José Toribio Medina (hōsā´ tōrē´byō māŧħē´nä), 1852–1930, Chilean scholar. He traveled widely in Latin America, Europe, and the United States, collecting documents relevant to Latin American history. His numerous works include a history of colonial literature in Chile; Los aborígenes de Chile (1882); biographical works on Juan Díaz de Solis and others; several volumes on the Inquisition; numerous books on the history of printing in Spanish America; and the monumental Biblioteca hispano-americana (7 vol., 1898–1907).
"Medina, José Toribio." The Columbia Encyclopedia, 6th ed.. . Encyclopedia.com. (September 17, 2018). http://www.encyclopedia.com/reference/encyclopedias-almanacs-transcripts-and-maps/medina-jose-toribio
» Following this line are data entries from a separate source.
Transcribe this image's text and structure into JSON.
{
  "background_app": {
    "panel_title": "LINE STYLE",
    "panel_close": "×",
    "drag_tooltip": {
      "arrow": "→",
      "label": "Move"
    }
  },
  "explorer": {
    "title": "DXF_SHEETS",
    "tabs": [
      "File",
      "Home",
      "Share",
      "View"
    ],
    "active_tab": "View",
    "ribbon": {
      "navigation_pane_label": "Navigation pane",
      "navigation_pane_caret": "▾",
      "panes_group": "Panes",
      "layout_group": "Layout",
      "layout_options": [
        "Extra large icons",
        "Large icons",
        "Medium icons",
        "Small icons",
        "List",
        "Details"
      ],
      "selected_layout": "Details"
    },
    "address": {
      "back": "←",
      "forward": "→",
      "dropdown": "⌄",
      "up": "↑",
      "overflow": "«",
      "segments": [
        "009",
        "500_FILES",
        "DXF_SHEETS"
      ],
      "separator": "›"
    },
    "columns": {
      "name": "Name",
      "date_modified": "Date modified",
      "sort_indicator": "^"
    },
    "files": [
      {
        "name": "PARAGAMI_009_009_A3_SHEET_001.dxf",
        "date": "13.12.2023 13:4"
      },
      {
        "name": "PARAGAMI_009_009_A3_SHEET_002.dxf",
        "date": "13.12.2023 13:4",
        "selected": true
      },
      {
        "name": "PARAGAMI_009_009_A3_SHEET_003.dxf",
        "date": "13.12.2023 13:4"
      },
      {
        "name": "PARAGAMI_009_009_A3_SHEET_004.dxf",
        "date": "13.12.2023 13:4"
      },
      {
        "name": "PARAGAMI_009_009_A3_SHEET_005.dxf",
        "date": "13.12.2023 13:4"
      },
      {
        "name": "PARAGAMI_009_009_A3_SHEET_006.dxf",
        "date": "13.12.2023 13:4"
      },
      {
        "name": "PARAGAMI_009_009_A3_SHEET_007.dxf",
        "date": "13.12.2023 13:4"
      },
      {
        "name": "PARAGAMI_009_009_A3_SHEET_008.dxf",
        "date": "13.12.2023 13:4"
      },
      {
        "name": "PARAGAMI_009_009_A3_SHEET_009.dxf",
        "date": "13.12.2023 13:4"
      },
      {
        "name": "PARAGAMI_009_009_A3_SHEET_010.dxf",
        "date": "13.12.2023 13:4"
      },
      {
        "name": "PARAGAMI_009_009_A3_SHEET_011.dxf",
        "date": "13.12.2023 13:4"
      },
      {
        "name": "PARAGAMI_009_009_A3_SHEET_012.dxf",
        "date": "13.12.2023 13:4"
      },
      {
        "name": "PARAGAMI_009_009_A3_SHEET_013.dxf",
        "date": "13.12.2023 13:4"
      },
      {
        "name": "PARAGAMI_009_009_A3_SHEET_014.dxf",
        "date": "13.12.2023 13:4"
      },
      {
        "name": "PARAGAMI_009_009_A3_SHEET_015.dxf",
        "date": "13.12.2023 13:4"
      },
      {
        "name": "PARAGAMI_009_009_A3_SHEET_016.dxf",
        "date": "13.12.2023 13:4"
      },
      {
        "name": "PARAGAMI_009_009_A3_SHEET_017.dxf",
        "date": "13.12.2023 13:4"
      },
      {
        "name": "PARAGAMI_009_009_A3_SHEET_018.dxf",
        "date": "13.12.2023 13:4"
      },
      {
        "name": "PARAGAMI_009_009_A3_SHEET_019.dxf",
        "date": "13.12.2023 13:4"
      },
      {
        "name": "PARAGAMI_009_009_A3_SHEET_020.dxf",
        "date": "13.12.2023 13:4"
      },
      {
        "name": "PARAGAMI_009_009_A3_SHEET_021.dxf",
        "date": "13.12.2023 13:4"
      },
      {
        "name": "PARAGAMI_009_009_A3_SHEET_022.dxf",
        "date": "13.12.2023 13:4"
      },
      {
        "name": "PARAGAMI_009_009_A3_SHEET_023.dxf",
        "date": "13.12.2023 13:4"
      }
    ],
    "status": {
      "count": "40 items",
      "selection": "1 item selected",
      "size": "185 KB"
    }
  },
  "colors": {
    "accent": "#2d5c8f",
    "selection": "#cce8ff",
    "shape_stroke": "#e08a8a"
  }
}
"Medina, José Toribio." The Columbia Encyclopedia, 6th ed.. . Retrieved September 17, 2018 from Encyclopedia.com: http://www.encyclopedia.com/reference/encyclopedias-almanacs-transcripts-and-maps/medina-jose-toribio